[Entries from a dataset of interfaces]
********
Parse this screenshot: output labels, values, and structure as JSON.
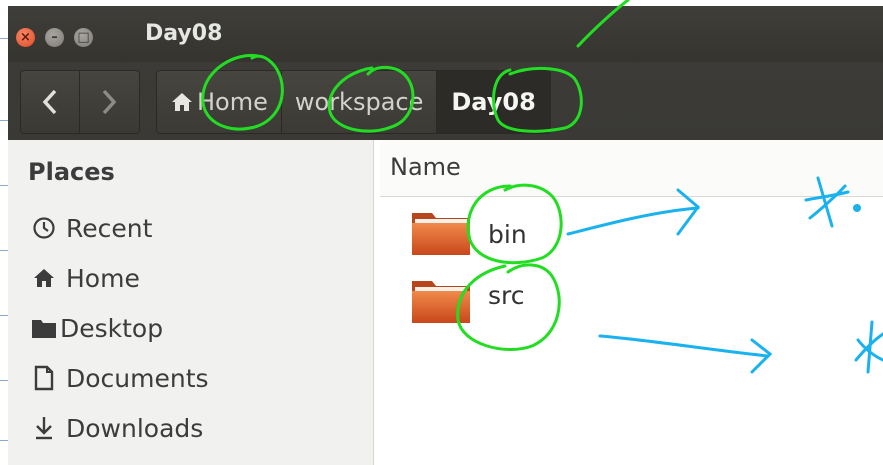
{
  "window": {
    "title": "Day08",
    "controls": [
      "close",
      "minimize",
      "maximize"
    ]
  },
  "toolbar": {
    "back_icon": "chevron-left-icon",
    "forward_icon": "chevron-right-icon",
    "breadcrumbs": [
      "Home",
      "workspace",
      "Day08"
    ]
  },
  "sidebar": {
    "section_title": "Places",
    "items": [
      {
        "label": "Recent",
        "icon": "clock-icon"
      },
      {
        "label": "Home",
        "icon": "home-icon"
      },
      {
        "label": "Desktop",
        "icon": "folder-icon"
      },
      {
        "label": "Documents",
        "icon": "document-icon"
      },
      {
        "label": "Downloads",
        "icon": "download-icon"
      }
    ]
  },
  "main": {
    "column_header": "Name",
    "files": [
      {
        "name": "bin",
        "icon": "folder-icon"
      },
      {
        "name": "src",
        "icon": "folder-icon"
      }
    ]
  },
  "colors": {
    "titlebar": "#3c3b37",
    "close_button": "#e95420",
    "folder": "#e2601f",
    "annotation_green": "#22dd22",
    "annotation_blue": "#1ab2ee"
  }
}
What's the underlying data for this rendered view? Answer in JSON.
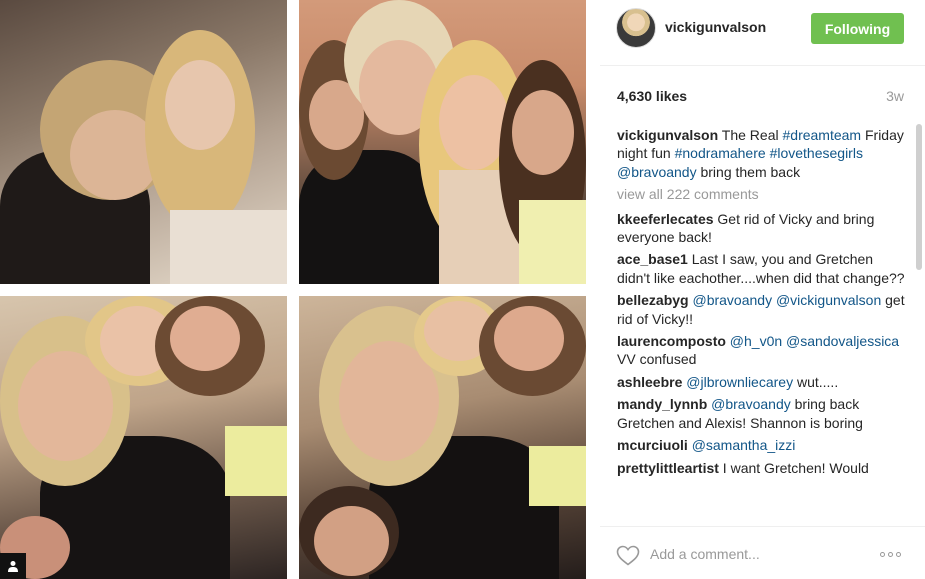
{
  "post": {
    "username": "vickigunvalson",
    "follow_label": "Following",
    "likes": "4,630 likes",
    "age": "3w",
    "caption": {
      "user": "vickigunvalson",
      "text_1": " The Real ",
      "tag_1": "#dreamteam",
      "text_2": " Friday night fun ",
      "tag_2": "#nodramahere",
      "tag_3": "#lovethesegirls",
      "text_3": " ",
      "mention": "@bravoandy",
      "text_4": " bring them back"
    },
    "view_all": "view all 222 comments",
    "comments": [
      {
        "user": "kkeeferlecates",
        "text": " Get rid of Vicky and bring everyone back!"
      },
      {
        "user": "ace_base1",
        "text": " Last I saw, you and Gretchen didn't like eachother....when did that change??"
      },
      {
        "user": "bellezabyg",
        "m1": "@bravoandy",
        "m2": "@vickigunvalson",
        "text": " get rid of Vicky!!"
      },
      {
        "user": "laurencomposto",
        "m1": "@h_v0n",
        "m2": "@sandovaljessica",
        "text": " VV confused"
      },
      {
        "user": "ashleebre",
        "m1": "@jlbrownliecarey",
        "text": " wut....."
      },
      {
        "user": "mandy_lynnb",
        "m1": "@bravoandy",
        "text": " bring back Gretchen and Alexis! Shannon is boring"
      },
      {
        "user": "mcurciuoli",
        "m1": "@samantha_izzi",
        "text": ""
      },
      {
        "user": "prettylittleartist",
        "text": " I want Gretchen! Would"
      }
    ],
    "add_comment_placeholder": "Add a comment..."
  },
  "colors": {
    "follow_green": "#70c050",
    "link_blue": "#125688",
    "muted": "#999999"
  },
  "icons": {
    "heart": "heart-outline-icon",
    "more": "ellipsis-icon",
    "user_tag": "person-icon"
  }
}
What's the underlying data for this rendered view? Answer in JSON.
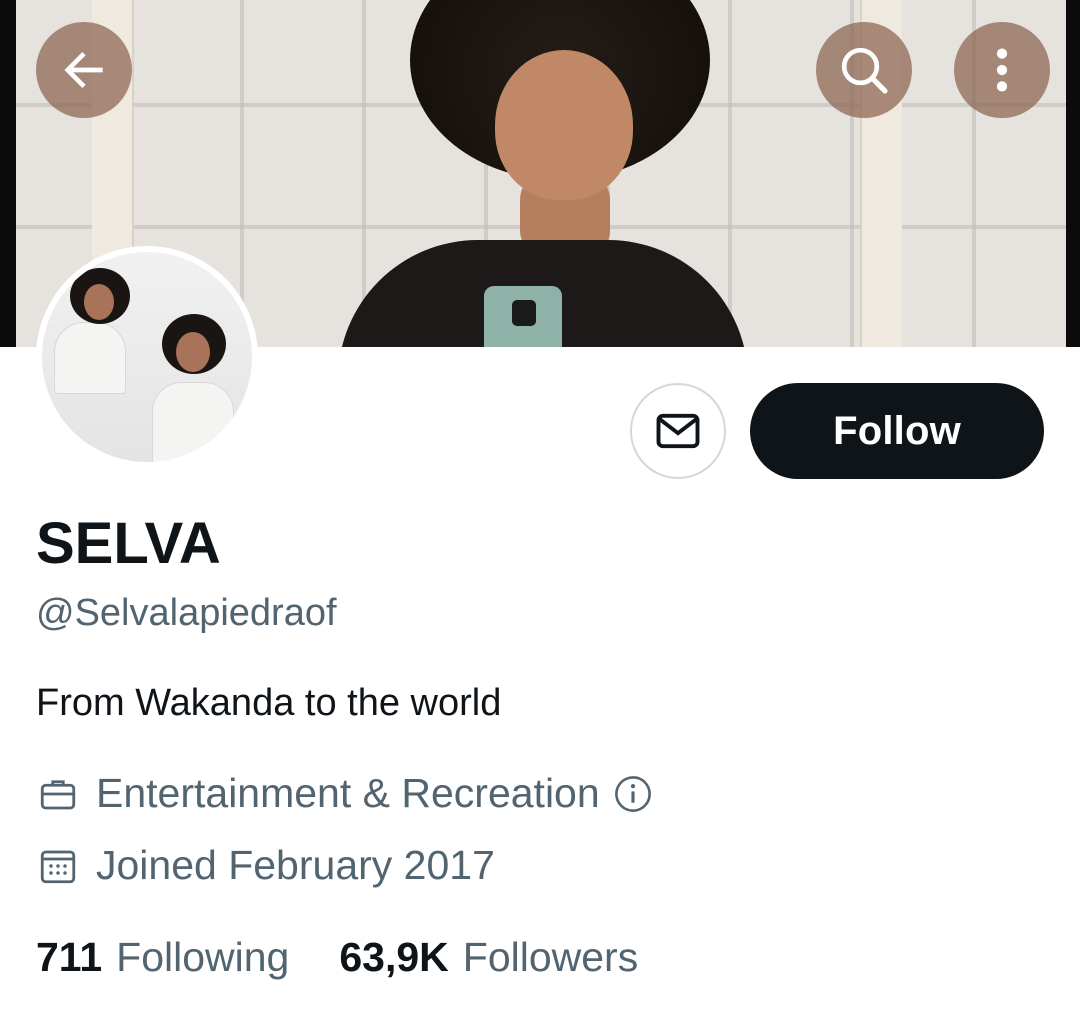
{
  "profile": {
    "name": "SELVA",
    "handle": "@Selvalapiedraof",
    "bio": "From Wakanda to the world",
    "category": "Entertainment & Recreation",
    "joined": "Joined February 2017"
  },
  "actions": {
    "follow_label": "Follow"
  },
  "stats": {
    "following_count": "711",
    "following_label": "Following",
    "followers_count": "63,9K",
    "followers_label": "Followers"
  },
  "icons": {
    "back": "arrow-left-icon",
    "search": "search-icon",
    "more": "more-vertical-icon",
    "message": "envelope-icon",
    "category": "briefcase-icon",
    "category_info": "info-icon",
    "joined": "calendar-icon"
  },
  "colors": {
    "primary_text": "#0f1419",
    "secondary_text": "#536471",
    "follow_bg": "#0f1419",
    "follow_text": "#ffffff",
    "overlay_button": "#8c6450"
  }
}
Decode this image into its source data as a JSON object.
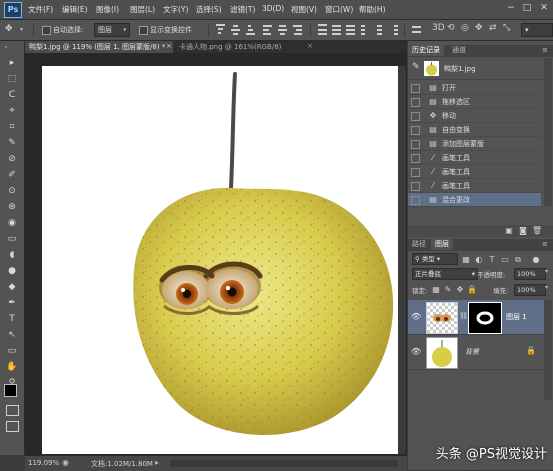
{
  "app": {
    "logo": "Ps"
  },
  "menu": [
    "文件(F)",
    "编辑(E)",
    "图像(I)",
    "图层(L)",
    "文字(Y)",
    "选择(S)",
    "滤镜(T)",
    "3D(D)",
    "视图(V)",
    "窗口(W)",
    "帮助(H)"
  ],
  "window_controls": {
    "minimize": "−",
    "restore": "□",
    "close": "✕"
  },
  "options": {
    "auto_select_label": "自动选择:",
    "auto_select_value": "图层",
    "show_transform_label": "显示变换控件"
  },
  "tabs": [
    {
      "label": "鸭梨1.jpg @ 119% (图层 1, 图层蒙版/8) *",
      "active": true
    },
    {
      "label": "卡通人物.png @ 161%(RGB/8)",
      "active": false
    }
  ],
  "tools": [
    "▸",
    "⬚",
    "ᑕ",
    "⌖",
    "⌗",
    "✎",
    "⊘",
    "✐",
    "⊙",
    "⊛",
    "◉",
    "▭",
    "◖",
    "●",
    "◆",
    "✒",
    "T",
    "↖",
    "▭",
    "✋",
    "⚲"
  ],
  "history": {
    "tab_history": "历史记录",
    "tab_channels": "通道",
    "snapshot_label": "鸭梨1.jpg",
    "items": [
      {
        "label": "打开",
        "icon": "doc-icon"
      },
      {
        "label": "拖移选区",
        "icon": "doc-icon"
      },
      {
        "label": "移动",
        "icon": "move-icon"
      },
      {
        "label": "自由变换",
        "icon": "doc-icon"
      },
      {
        "label": "添加图层蒙版",
        "icon": "doc-icon"
      },
      {
        "label": "画笔工具",
        "icon": "brush-icon"
      },
      {
        "label": "画笔工具",
        "icon": "brush-icon"
      },
      {
        "label": "画笔工具",
        "icon": "brush-icon"
      },
      {
        "label": "混合更改",
        "icon": "doc-icon",
        "selected": true
      }
    ]
  },
  "layers": {
    "tab_paths": "路径",
    "tab_layers": "图层",
    "filter_kind": "类型",
    "blend_mode": "正片叠底",
    "opacity_label": "不透明度:",
    "opacity_value": "100%",
    "lock_label": "锁定:",
    "fill_label": "填充:",
    "fill_value": "100%",
    "items": [
      {
        "name": "图层 1",
        "selected": true
      },
      {
        "name": "背景",
        "italic": true
      }
    ]
  },
  "status": {
    "zoom": "119.09%",
    "doc_info": "文档:1.02M/1.80M"
  },
  "watermark": "头条 @PS视觉设计",
  "colors": {
    "accent_selected": "#5f6f89",
    "menubar": "#4e4e4e",
    "panel": "#535353",
    "pear": "#d7cd4a"
  }
}
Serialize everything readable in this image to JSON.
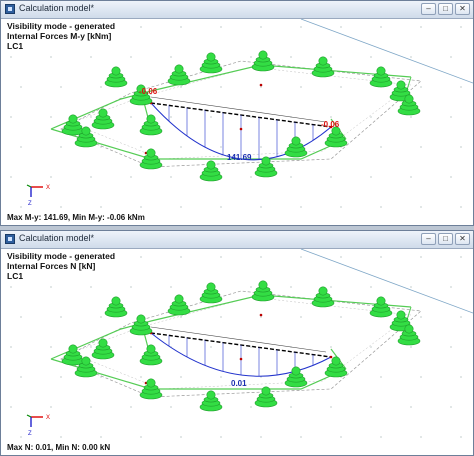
{
  "window1": {
    "title": "Calculation model*",
    "info": [
      "Visibility mode - generated",
      "Internal Forces M-y [kNm]",
      "LC1"
    ],
    "labels": {
      "left": "-0.06",
      "right": "-0.06",
      "mid": "141.69"
    },
    "status": "Max M-y: 141.69, Min M-y: -0.06 kNm"
  },
  "window2": {
    "title": "Calculation model*",
    "info": [
      "Visibility mode - generated",
      "Internal Forces N [kN]",
      "LC1"
    ],
    "labels": {
      "mid": "0.01"
    },
    "status": "Max N: 0.01, Min N: 0.00 kN"
  },
  "axes": {
    "x": "X",
    "z": "Z"
  },
  "colors": {
    "support": "#33dd44",
    "support_dark": "#1f9e2c",
    "diagram": "#2233cc",
    "member": "#55cc55",
    "value_red": "#e01010",
    "value_blue": "#1a2fb0"
  },
  "icons": {
    "minimize": "minimize-icon",
    "maximize": "maximize-icon",
    "close": "close-icon"
  }
}
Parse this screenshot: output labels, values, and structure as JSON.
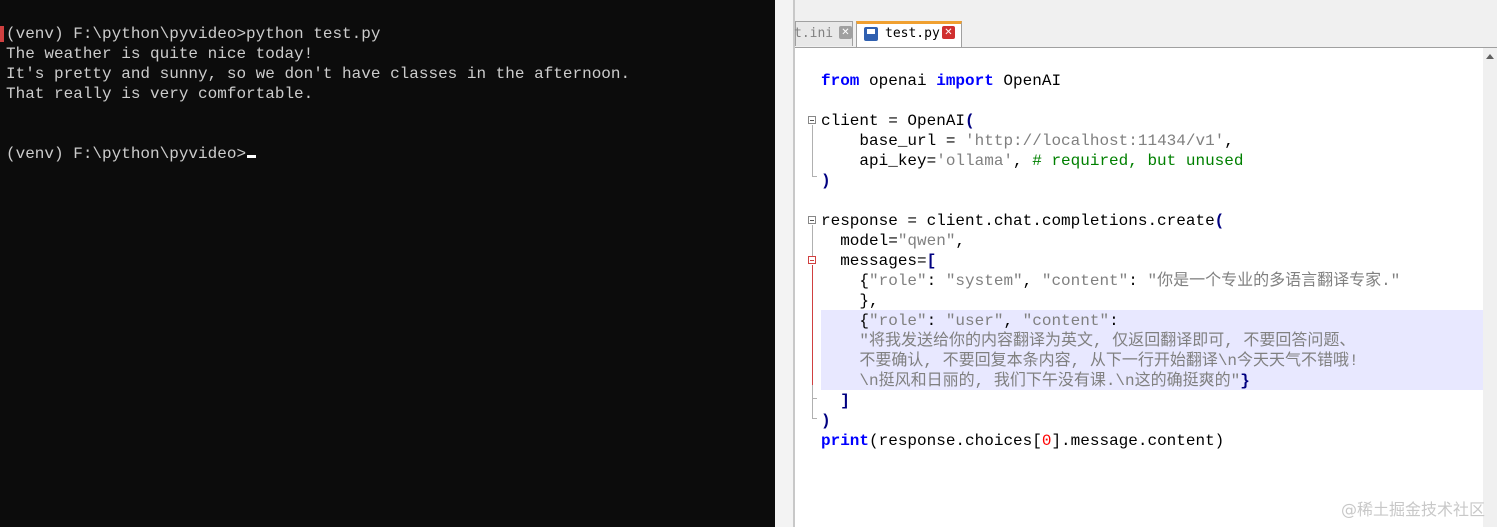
{
  "terminal": {
    "lines": [
      "(venv) F:\\python\\pyvideo>python test.py",
      "The weather is quite nice today!",
      "It's pretty and sunny, so we don't have classes in the afternoon.",
      "That really is very comfortable.",
      "",
      "",
      "(venv) F:\\python\\pyvideo>"
    ]
  },
  "editor": {
    "tabs": [
      {
        "label": "t.ini",
        "active": false
      },
      {
        "label": "test.py",
        "active": true
      }
    ],
    "code": {
      "l1": {
        "from": "from",
        "module": " openai ",
        "import": "import",
        "name": " OpenAI"
      },
      "l2": {
        "a": "client = OpenAI",
        "b": "("
      },
      "l3": {
        "a": "    base_url = ",
        "b": "'http://localhost:11434/v1'",
        "c": ","
      },
      "l4": {
        "a": "    api_key=",
        "b": "'ollama'",
        "c": ", ",
        "d": "# required, but unused"
      },
      "l5": {
        "a": ")"
      },
      "l6": {
        "a": "response = client.chat.completions.create",
        "b": "("
      },
      "l7": {
        "a": "  model=",
        "b": "\"qwen\"",
        "c": ","
      },
      "l8": {
        "a": "  messages=",
        "b": "["
      },
      "l9": {
        "a": "    {",
        "b": "\"role\"",
        "c": ": ",
        "d": "\"system\"",
        "e": ", ",
        "f": "\"content\"",
        "g": ": ",
        "h": "\"你是一个专业的多语言翻译专家.\""
      },
      "l10": {
        "a": "    },"
      },
      "l11": {
        "a": "    {",
        "b": "\"role\"",
        "c": ": ",
        "d": "\"user\"",
        "e": ", ",
        "f": "\"content\"",
        "g": ":"
      },
      "l12": {
        "a": "    \"将我发送给你的内容翻译为英文, 仅返回翻译即可, 不要回答问题、"
      },
      "l13": {
        "a": "    不要确认, 不要回复本条内容, 从下一行开始翻译\\n今天天气不错哦!"
      },
      "l14": {
        "a": "    \\n挺风和日丽的, 我们下午没有课.\\n这的确挺爽的\"",
        "b": "}"
      },
      "l15": {
        "a": "  ]"
      },
      "l16": {
        "a": ")"
      },
      "l17": {
        "a": "print",
        "b": "(response.choices[",
        "c": "0",
        "d": "].message.content)"
      }
    }
  },
  "watermark": "@稀土掘金技术社区"
}
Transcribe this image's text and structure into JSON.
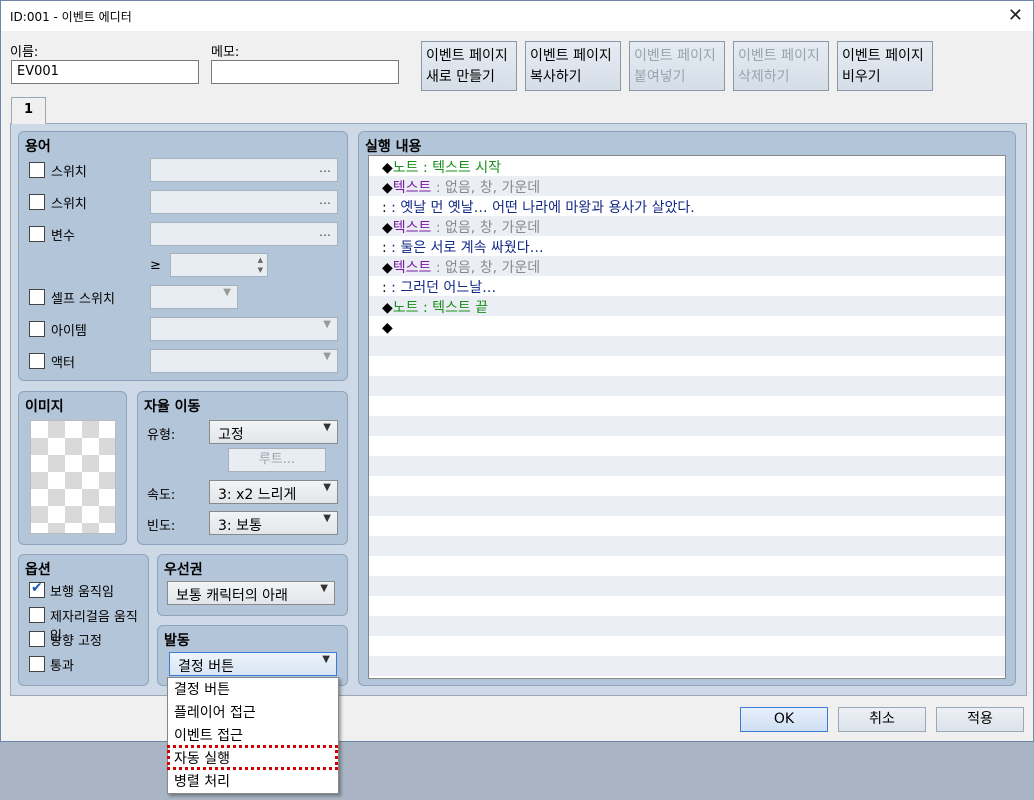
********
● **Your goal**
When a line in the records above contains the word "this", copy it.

● **Task solution**
Parse this screenshot: output labels, values, and structure as JSON.
What's the underlying data for this rendered view? Answer in JSON.
What's the underlying data for this rendered view? Answer in JSON.
Decode this image into its source data as a JSON object.
Serialize everything readable in this image to JSON.
Parse this screenshot: output labels, values, and structure as JSON.
Transcribe this image's text and structure into JSON.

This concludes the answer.